New gene for inborn error of metabolism discovered


Under the direction of Prof. Dr. med. Ingo Kurth and Dr. rer. nat. Florian Kraft as well as other participants from the Institute of Human Genetics at the University Hospital RWTH Aachen, the genetic cause of a previously undescribed inborn metabolic disease has been successfully identified.

The University Hospital's Department of Paediatrics and Adolescent Medicine, the Institute of Pathology and the Institute of Neuropathology as well as other national and international cooperation partners are also involved in the research success.

In the affected children, disease-causing variants in the C2orf69 gene, whose function was previously completely unknown, could be detected using high-throughput sequencing (NGS). Using functional analyses, the first author of the study, Eva Lausberg, showed that the genetic changes affect, among other things, the metabolism of the mitochondria, the so-called "power plants of the cell". Quality 07 05/2021 Although the human genome has now been decoded since 2003, there are still many genes whose tasks are completely unknown.

One way of demonstrating the importance of these genes is to study families with rare hereditary diseases, as the study "A human multisystem disorder with autoinfl ammation, leukoencephalopathy and hepatopathy is caused by mutations in C2orf69" shows. Within the framework of so-called trio exome sequencing, in which the DNA sequence of all 23,000 genes of a patient is compared with the parental samples, the working group was able to determine causal genetic changes in the previously uncharacterised gene C2orf69.

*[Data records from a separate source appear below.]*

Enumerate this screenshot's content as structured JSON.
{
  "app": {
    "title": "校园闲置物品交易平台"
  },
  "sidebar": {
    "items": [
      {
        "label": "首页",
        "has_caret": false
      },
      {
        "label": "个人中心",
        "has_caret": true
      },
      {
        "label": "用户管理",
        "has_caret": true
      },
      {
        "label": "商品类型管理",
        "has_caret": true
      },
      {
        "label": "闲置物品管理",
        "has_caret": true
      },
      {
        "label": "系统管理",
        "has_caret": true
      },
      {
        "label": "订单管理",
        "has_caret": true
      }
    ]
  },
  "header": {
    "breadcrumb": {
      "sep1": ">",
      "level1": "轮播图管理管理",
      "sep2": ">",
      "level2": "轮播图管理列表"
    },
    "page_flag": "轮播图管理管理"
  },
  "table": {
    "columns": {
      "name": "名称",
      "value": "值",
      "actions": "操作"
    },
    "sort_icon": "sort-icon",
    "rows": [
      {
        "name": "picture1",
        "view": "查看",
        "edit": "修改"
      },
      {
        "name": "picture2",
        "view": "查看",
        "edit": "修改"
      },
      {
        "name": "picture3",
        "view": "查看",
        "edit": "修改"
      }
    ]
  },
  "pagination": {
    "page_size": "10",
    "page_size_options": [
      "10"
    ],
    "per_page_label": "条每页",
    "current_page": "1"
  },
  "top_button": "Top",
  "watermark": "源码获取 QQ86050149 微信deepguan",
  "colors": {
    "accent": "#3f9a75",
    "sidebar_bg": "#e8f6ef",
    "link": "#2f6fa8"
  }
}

Through scientific cooperation, it was possible to identify a further seven patients with the same or similar changes in this gene and thus to clarify the cause of the complex multisystem disease present in all eight children. In addition to a general developmental disorder, the affected children often show severe brain malformations, epilepsies, functional disorders of the liver and an immunological disorder that leads to recurrent infections, especially in the joints and internal organs. Overall, the courses of the disease are severe and associated with a high lethality. The affected gene product can be found in the mitochondria, where it is responsible for the function of the respiratory chain. Thus, a reduced activity of various mitochondrial respiratory chain complexes could be shown both in cells of the affected children and in a knockout cell model. In addition, glycogen metabolism is also impaired in the clinical picture. The changes in the energy metabolism and a dysregulation of the immune system could also be detected at the gene regulatory level in the patients' blood cells with the help of RNA sequencing.

The results of the study were published in the renowned Journal of Clinical Investigation (JCI) at the beginning of May 2021.